Limerick students win prestigious prize

Castletroy College students Jack English, second right, Harry Knapp, left, and Robert Quille with teacher Lisa Kiely and Minister Damien English at the Department of Education in Dublin last week, where they were presented with the Alice Perry Medal
Three Leaving Cert students from Castletroy College have won first prize in the prestigious all-Ireland Apps4gaps competition after designing a mobile app and website that allows users to compare job salaries and Leaving Cert results with national averages.

Three Leaving Cert students from Castletroy College have won first prize in the prestigious all-Ireland Apps4gaps competition after designing a mobile app and website that allows users to compare job salaries and Leaving Cert results with national averages.

At the Department of Education in Dublin last Thursday, Jack English, Harry Knapp and Robert Quille were each presented with the Alice Perry Medal, named in honour of the first woman in Ireland or the UK to graduate with a degree in engineering. As winners of the Best Working App, following entries from schools throughout the 32 counties, they also received €1,500.

The presentation was made by Minister Damien English, who praised the Castletroy boys as “leaders of the future”. Their app, Infinite Path, can be accessed online and utilises information from the Central Statistics Office, organisers of the competition.

Jack English told the audience in the Clock Tower building that decision to enter Apps4gaps was inspired by his visit to Silicon Valley last year, which was the result of winning a Young Innovators competition under the Irish Technology Leadership Group forum in Limerick.

“I’ve always a had an interest in computers and in California I got the chance to meet the Collison brothers. They talked to us about programming and how they got started in it. They attended our school a few years ago and now run a multi-billion dollar corporation, Stripe. So I thought that looked alright and I started picking up a few books and learning. When I came across this competition I knew I wanted to get involved.”

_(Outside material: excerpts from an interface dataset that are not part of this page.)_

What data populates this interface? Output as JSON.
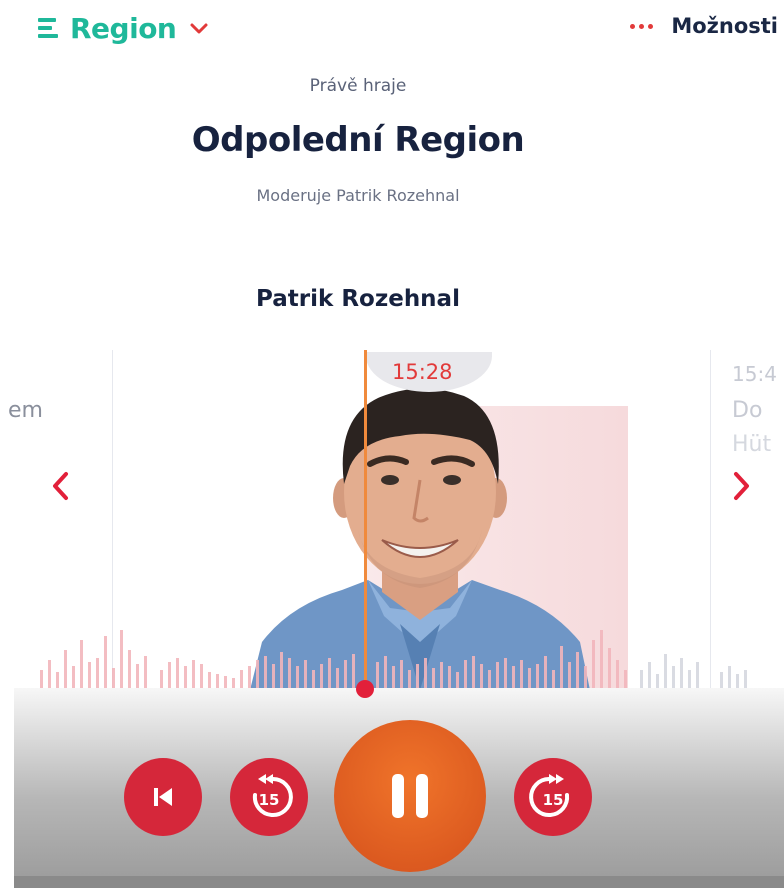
{
  "header": {
    "station_name": "Region",
    "options_label": "Možnosti"
  },
  "show": {
    "now_playing_label": "Právě hraje",
    "title": "Odpolední Region",
    "host_line": "Moderuje Patrik Rozehnal"
  },
  "timeline": {
    "presenter_name": "Patrik Rozehnal",
    "current_time": "15:28",
    "next_time_fragment": "15:4",
    "prev_title_fragment": "em",
    "next_title_fragment_1": "Do",
    "next_title_fragment_2": "Hüt"
  },
  "player": {
    "back_seconds": "15",
    "forward_seconds": "15",
    "state": "playing"
  },
  "colors": {
    "brand": "#1fb89a",
    "accent": "#e23a3a",
    "play_button": "#e8642a",
    "text_dark": "#17223f"
  },
  "icons": {
    "station": "region-logo-icon",
    "dropdown": "chevron-down-icon",
    "options": "more-dots-icon",
    "prev_nav": "chevron-left-icon",
    "next_nav": "chevron-right-icon",
    "previous": "skip-previous-icon",
    "rewind": "rewind-15-icon",
    "pause": "pause-icon",
    "forward": "forward-15-icon"
  }
}
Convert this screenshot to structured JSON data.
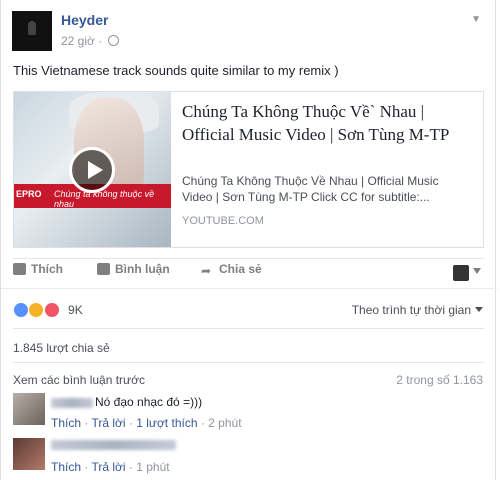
{
  "post": {
    "author": "Heyder",
    "time": "22 giờ ·",
    "text": "This Vietnamese track sounds quite similar to my remix )"
  },
  "link": {
    "title": "Chúng Ta Không Thuộc Về` Nhau | Official Music Video | Sơn Tùng M-TP",
    "description": "Chúng Ta Không Thuộc Về Nhau | Official Music Video | Sơn Tùng M-TP Click CC for subtitle:...",
    "domain": "YOUTUBE.COM",
    "thumb_banner_left": "EPRO",
    "thumb_banner_text": "Chúng ta không thuộc về nhau"
  },
  "actions": {
    "like": "Thích",
    "comment": "Bình luận",
    "share": "Chia sẻ"
  },
  "reactions": {
    "count": "9K",
    "sort_label": "Theo trình tự thời gian"
  },
  "shares": "1.845 lượt chia sẻ",
  "comments": {
    "view_previous": "Xem các bình luận trước",
    "count": "2 trong số 1.163",
    "items": [
      {
        "text": "Nó đạo nhạc đó =)))",
        "like": "Thích",
        "reply": "Trả lời",
        "likes": "1 lượt thích",
        "time": "2 phút"
      },
      {
        "like": "Thích",
        "reply": "Trả lời",
        "time": "1 phút"
      }
    ]
  },
  "icons": {
    "menu": "chevron-down-icon",
    "privacy": "globe-icon",
    "play": "play-icon",
    "like": "thumbs-up-icon",
    "comment": "speech-bubble-icon",
    "share": "share-arrow-icon"
  },
  "colors": {
    "link_blue": "#365899",
    "meta_gray": "#90949c",
    "like_blue": "#5890ff",
    "haha_yellow": "#f7b125",
    "love_red": "#f25268",
    "youtube_red": "#c8192c"
  }
}
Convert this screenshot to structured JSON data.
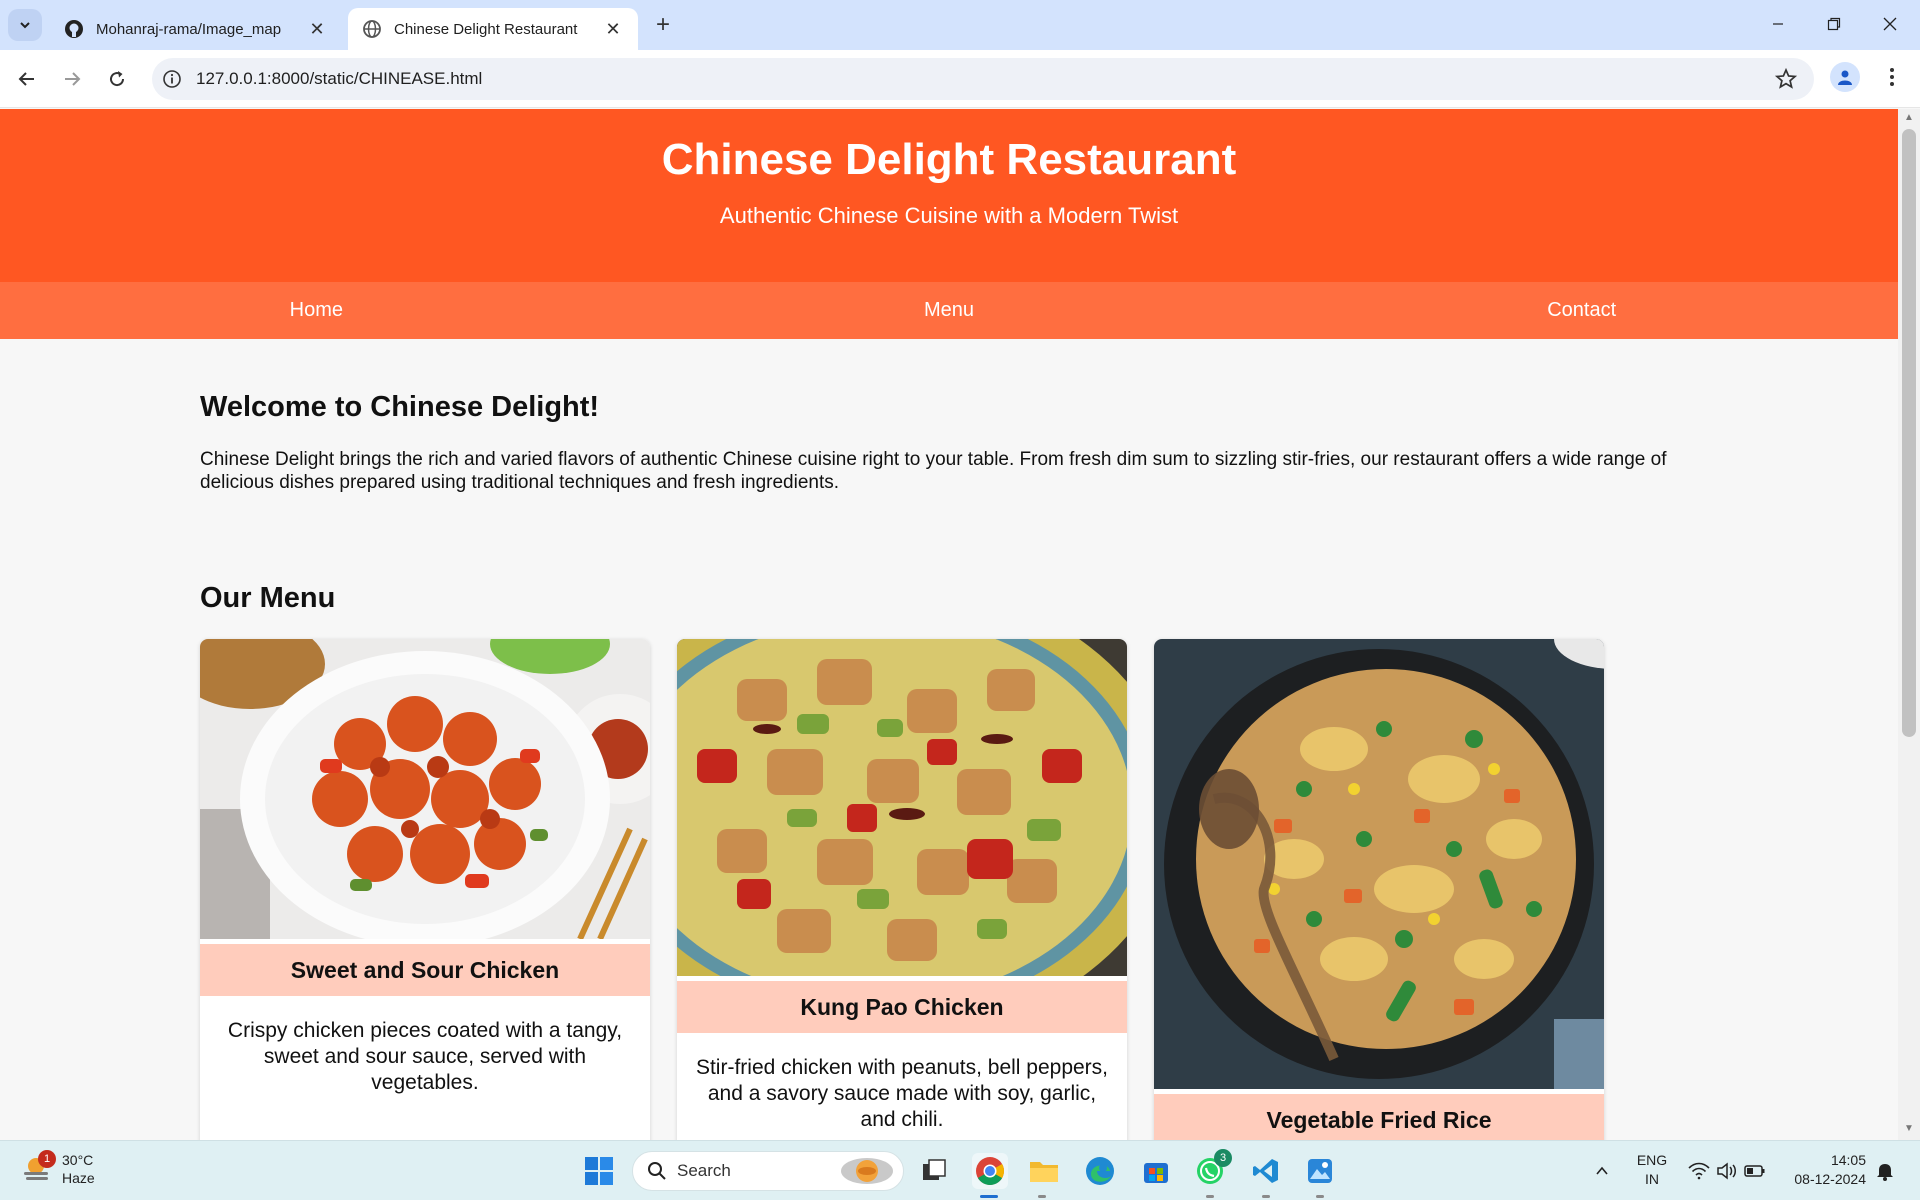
{
  "browser": {
    "tabs": [
      {
        "title": "Mohanraj-rama/Image_map",
        "active": false
      },
      {
        "title": "Chinese Delight Restaurant",
        "active": true
      }
    ],
    "url": "127.0.0.1:8000/static/CHINEASE.html"
  },
  "page": {
    "header": {
      "title": "Chinese Delight Restaurant",
      "tagline": "Authentic Chinese Cuisine with a Modern Twist"
    },
    "nav": [
      "Home",
      "Menu",
      "Contact"
    ],
    "welcome": {
      "heading": "Welcome to Chinese Delight!",
      "text": "Chinese Delight brings the rich and varied flavors of authentic Chinese cuisine right to your table. From fresh dim sum to sizzling stir-fries, our restaurant offers a wide range of delicious dishes prepared using traditional techniques and fresh ingredients."
    },
    "menu": {
      "heading": "Our Menu",
      "items": [
        {
          "name": "Sweet and Sour Chicken",
          "description": "Crispy chicken pieces coated with a tangy, sweet and sour sauce, served with vegetables."
        },
        {
          "name": "Kung Pao Chicken",
          "description": "Stir-fried chicken with peanuts, bell peppers, and a savory sauce made with soy, garlic, and chili."
        },
        {
          "name": "Vegetable Fried Rice",
          "description": ""
        }
      ]
    },
    "colors": {
      "header": "#ff5722",
      "nav": "#ff6e40",
      "card_title": "#ffccbc"
    }
  },
  "taskbar": {
    "weather": {
      "temp": "30°C",
      "condition": "Haze",
      "badge": "1"
    },
    "search_label": "Search",
    "whatsapp_badge": "3",
    "language": {
      "line1": "ENG",
      "line2": "IN"
    },
    "time": "14:05",
    "date": "08-12-2024"
  }
}
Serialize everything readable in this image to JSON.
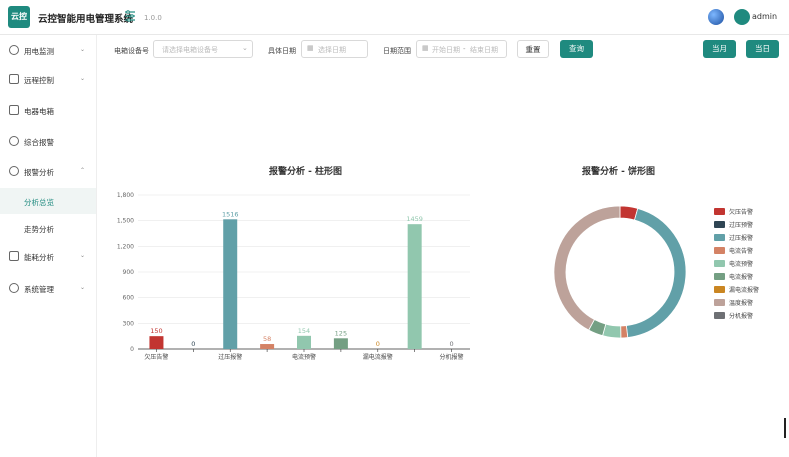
{
  "header": {
    "logo_text": "云控",
    "title": "云控智能用电管理系统",
    "version": "1.0.0",
    "username": "admin"
  },
  "sidebar": {
    "items": [
      {
        "label": "用电监测",
        "icon": "monitor-icon"
      },
      {
        "label": "远程控制",
        "icon": "remote-control-icon"
      },
      {
        "label": "电器电箱",
        "icon": "device-icon"
      },
      {
        "label": "综合报警",
        "icon": "alarm-icon"
      },
      {
        "label": "报警分析",
        "icon": "analysis-icon",
        "expanded": true
      },
      {
        "label": "能耗分析",
        "icon": "energy-icon"
      },
      {
        "label": "系统管理",
        "icon": "settings-icon"
      }
    ],
    "sub_items": [
      {
        "label": "分析总览",
        "active": true
      },
      {
        "label": "走势分析",
        "active": false
      }
    ]
  },
  "filters": {
    "device_label": "电箱设备号",
    "device_placeholder": "请选择电箱设备号",
    "date_label": "具体日期",
    "date_placeholder": "选择日期",
    "range_label": "日期范围",
    "range_start_placeholder": "开始日期",
    "range_separator": "-",
    "range_end_placeholder": "结束日期",
    "reset_label": "重置",
    "query_label": "查询",
    "month_label": "当月",
    "day_label": "当日"
  },
  "colors": {
    "accent": "#1f8a7f"
  },
  "chart_data": [
    {
      "type": "bar",
      "title": "报警分析 - 柱形图",
      "categories": [
        "欠压告警",
        "过压报警",
        "过压报警",
        "电流告警",
        "电流预警",
        "电流报警",
        "漏电流报警",
        "温度报警",
        "分机报警"
      ],
      "x_tick_labels": [
        "欠压告警",
        "",
        "过压报警",
        "",
        "电流预警",
        "",
        "漏电流报警",
        "",
        "分机报警"
      ],
      "values": [
        150,
        0,
        1516,
        58,
        154,
        125,
        0,
        1459,
        0
      ],
      "colors": [
        "#c23531",
        "#2f4554",
        "#61a0a8",
        "#d48265",
        "#91c7ae",
        "#749f83",
        "#ca8622",
        "#91c7ae",
        "#6e7074"
      ],
      "ylim": [
        0,
        1800
      ],
      "yticks": [
        0,
        300,
        600,
        900,
        1200,
        1500,
        1800
      ],
      "ytick_labels": [
        "0",
        "300",
        "600",
        "900",
        "1,200",
        "1,500",
        "1,800"
      ],
      "grid": true
    },
    {
      "type": "pie",
      "title": "报警分析 - 饼形图",
      "labels": [
        "欠压告警",
        "过压预警",
        "过压报警",
        "电流告警",
        "电流预警",
        "电流报警",
        "漏电流报警",
        "温度报警",
        "分机报警"
      ],
      "values": [
        150,
        0,
        1516,
        58,
        154,
        125,
        0,
        1459,
        0
      ],
      "colors": [
        "#c23531",
        "#2f4554",
        "#61a0a8",
        "#d48265",
        "#91c7ae",
        "#749f83",
        "#ca8622",
        "#bda29a",
        "#6e7074"
      ],
      "legend_position": "right"
    }
  ]
}
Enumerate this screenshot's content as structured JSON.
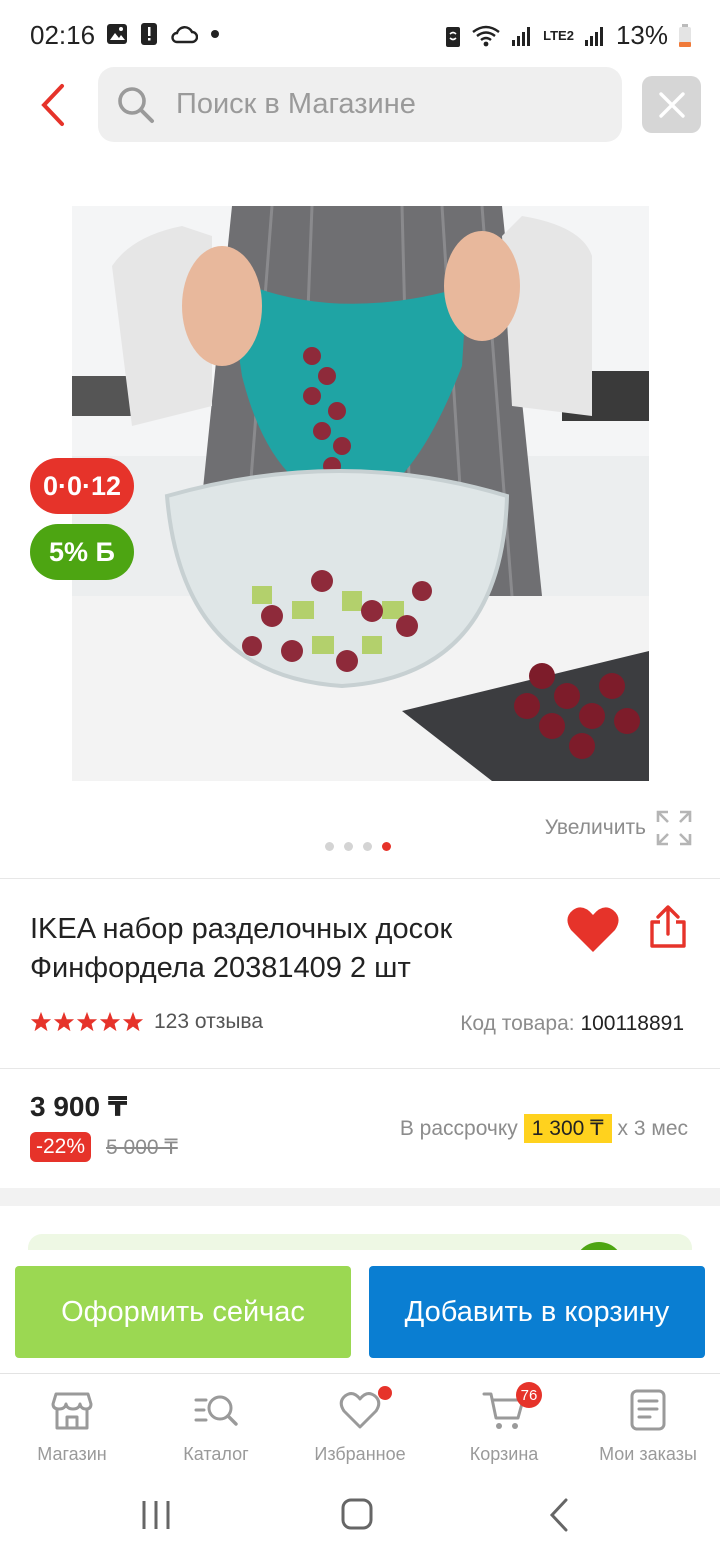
{
  "status_bar": {
    "time": "02:16",
    "network": "LTE2",
    "battery": "13%",
    "icons": [
      "gallery-icon",
      "alert-icon",
      "cloud-icon",
      "dot-icon",
      "nfc-icon",
      "wifi-icon",
      "signal-icon",
      "battery-icon"
    ]
  },
  "header": {
    "search_placeholder": "Поиск в Магазине",
    "icons": [
      "back-arrow-icon",
      "search-icon",
      "close-icon"
    ]
  },
  "product": {
    "timer_badge": "0·0·12",
    "bonus_badge": "5% Б",
    "zoom_label": "Увеличить",
    "gallery_count": 4,
    "gallery_active_index": 3,
    "title": "IKEA набор разделочных досок Финфордела 20381409 2 шт",
    "rating_stars": 5,
    "reviews": "123 отзыва",
    "sku_label": "Код товара:",
    "sku_value": "100118891",
    "price": "3 900 ₸",
    "discount": "-22%",
    "old_price": "5 000 ₸",
    "installment_prefix": "В рассрочку",
    "installment_amount": "1 300 ₸",
    "installment_suffix": "х 3 мес"
  },
  "actions": {
    "checkout_label": "Оформить сейчас",
    "add_to_cart_label": "Добавить в корзину"
  },
  "bottom_nav": {
    "items": [
      {
        "label": "Магазин",
        "icon": "store-icon"
      },
      {
        "label": "Каталог",
        "icon": "catalog-search-icon"
      },
      {
        "label": "Избранное",
        "icon": "heart-outline-icon"
      },
      {
        "label": "Корзина",
        "icon": "cart-icon",
        "badge": "76"
      },
      {
        "label": "Мои заказы",
        "icon": "orders-icon"
      }
    ]
  },
  "colors": {
    "accent_red": "#e6332a",
    "checkout_green": "#9bd852",
    "cart_blue": "#0a7ed2",
    "bonus_green": "#4da512",
    "installment_yellow": "#ffd21e"
  }
}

Robert Quille’s design skills ensured that the app looked clutter-free and easy to use. Robert told the audience that he had been “heavily inspired by Apple” in his design choices.

Harry Knapp, another budding computer scientist, was on hand to ensure that the user experience was as good as possible. “Small things turn a good project into a great project, which is what we aimed for,” he said.

The judging panel clearly agreed and the boys praised their teacher, Lisa Kiely, for encouraging them all the way.